* **EXERCISE DIRECTIONS**
Retyping all the entries exactly is the whole task.

* **Website and app data records**

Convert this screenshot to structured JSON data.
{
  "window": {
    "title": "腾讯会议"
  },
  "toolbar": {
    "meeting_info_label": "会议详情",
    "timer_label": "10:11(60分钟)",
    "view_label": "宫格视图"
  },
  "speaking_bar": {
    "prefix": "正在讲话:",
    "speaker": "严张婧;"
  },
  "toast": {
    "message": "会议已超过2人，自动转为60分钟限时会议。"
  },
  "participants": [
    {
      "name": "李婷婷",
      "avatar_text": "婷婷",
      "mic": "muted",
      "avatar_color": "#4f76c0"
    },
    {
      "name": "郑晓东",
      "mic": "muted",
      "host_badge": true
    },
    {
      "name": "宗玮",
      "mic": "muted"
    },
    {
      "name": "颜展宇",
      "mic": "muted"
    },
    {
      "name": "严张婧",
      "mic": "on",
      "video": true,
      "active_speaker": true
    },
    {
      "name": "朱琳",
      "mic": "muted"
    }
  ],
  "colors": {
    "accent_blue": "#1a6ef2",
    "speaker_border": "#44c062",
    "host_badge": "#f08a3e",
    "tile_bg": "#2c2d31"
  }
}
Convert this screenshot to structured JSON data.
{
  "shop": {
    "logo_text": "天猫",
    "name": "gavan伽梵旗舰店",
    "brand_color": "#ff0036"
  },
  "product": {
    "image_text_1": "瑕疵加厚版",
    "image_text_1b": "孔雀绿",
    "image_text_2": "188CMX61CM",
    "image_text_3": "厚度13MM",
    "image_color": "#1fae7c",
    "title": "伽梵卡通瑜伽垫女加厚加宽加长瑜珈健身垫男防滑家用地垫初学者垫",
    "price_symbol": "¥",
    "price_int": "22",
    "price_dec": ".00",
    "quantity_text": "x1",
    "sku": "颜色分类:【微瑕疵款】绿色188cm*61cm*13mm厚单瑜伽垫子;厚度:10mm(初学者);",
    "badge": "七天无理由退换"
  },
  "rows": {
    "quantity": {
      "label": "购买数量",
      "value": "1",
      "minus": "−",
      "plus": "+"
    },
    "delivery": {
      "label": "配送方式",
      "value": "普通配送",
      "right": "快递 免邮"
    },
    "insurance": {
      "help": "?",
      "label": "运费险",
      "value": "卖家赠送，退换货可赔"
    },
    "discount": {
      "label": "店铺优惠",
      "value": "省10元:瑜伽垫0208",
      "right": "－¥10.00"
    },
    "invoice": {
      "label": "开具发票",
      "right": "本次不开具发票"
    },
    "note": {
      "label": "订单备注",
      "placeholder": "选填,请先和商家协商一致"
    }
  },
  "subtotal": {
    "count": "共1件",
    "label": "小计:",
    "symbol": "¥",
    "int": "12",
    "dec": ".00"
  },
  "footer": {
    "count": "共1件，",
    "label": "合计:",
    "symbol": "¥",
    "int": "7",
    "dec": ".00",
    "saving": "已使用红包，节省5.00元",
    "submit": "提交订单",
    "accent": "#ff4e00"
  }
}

* **SOLUTION TO THIS TASK**
Convert this screenshot to structured JSON data.
{
  "window": {
    "title": "腾讯会议"
  },
  "toolbar": {
    "meeting_info_label": "会议详情",
    "timer_label": "10:11(60分钟)",
    "view_label": "宫格视图"
  },
  "speaking_bar": {
    "prefix": "正在讲话:",
    "speaker": "严张婧;"
  },
  "toast": {
    "message": "会议已超过2人，自动转为60分钟限时会议。"
  },
  "participants": [
    {
      "name": "李婷婷",
      "avatar_text": "婷婷",
      "mic": "muted",
      "avatar_color": "#4f76c0"
    },
    {
      "name": "郑晓东",
      "mic": "muted",
      "host_badge": true
    },
    {
      "name": "宗玮",
      "mic": "muted"
    },
    {
      "name": "颜展宇",
      "mic": "muted"
    },
    {
      "name": "严张婧",
      "mic": "on",
      "video": true,
      "active_speaker": true
    },
    {
      "name": "朱琳",
      "mic": "muted"
    }
  ],
  "colors": {
    "accent_blue": "#1a6ef2",
    "speaker_border": "#44c062",
    "host_badge": "#f08a3e",
    "tile_bg": "#2c2d31"
  }
}
Convert this screenshot to structured JSON data.
{
  "shop": {
    "logo_text": "天猫",
    "name": "gavan伽梵旗舰店",
    "brand_color": "#ff0036"
  },
  "product": {
    "image_text_1": "瑕疵加厚版",
    "image_text_1b": "孔雀绿",
    "image_text_2": "188CMX61CM",
    "image_text_3": "厚度13MM",
    "image_color": "#1fae7c",
    "title": "伽梵卡通瑜伽垫女加厚加宽加长瑜珈健身垫男防滑家用地垫初学者垫",
    "price_symbol": "¥",
    "price_int": "22",
    "price_dec": ".00",
    "quantity_text": "x1",
    "sku": "颜色分类:【微瑕疵款】绿色188cm*61cm*13mm厚单瑜伽垫子;厚度:10mm(初学者);",
    "badge": "七天无理由退换"
  },
  "rows": {
    "quantity": {
      "label": "购买数量",
      "value": "1",
      "minus": "−",
      "plus": "+"
    },
    "delivery": {
      "label": "配送方式",
      "value": "普通配送",
      "right": "快递 免邮"
    },
    "insurance": {
      "help": "?",
      "label": "运费险",
      "value": "卖家赠送，退换货可赔"
    },
    "discount": {
      "label": "店铺优惠",
      "value": "省10元:瑜伽垫0208",
      "right": "－¥10.00"
    },
    "invoice": {
      "label": "开具发票",
      "right": "本次不开具发票"
    },
    "note": {
      "label": "订单备注",
      "placeholder": "选填,请先和商家协商一致"
    }
  },
  "subtotal": {
    "count": "共1件",
    "label": "小计:",
    "symbol": "¥",
    "int": "12",
    "dec": ".00"
  },
  "footer": {
    "count": "共1件，",
    "label": "合计:",
    "symbol": "¥",
    "int": "7",
    "dec": ".00",
    "saving": "已使用红包，节省5.00元",
    "submit": "提交订单",
    "accent": "#ff4e00"
  }
}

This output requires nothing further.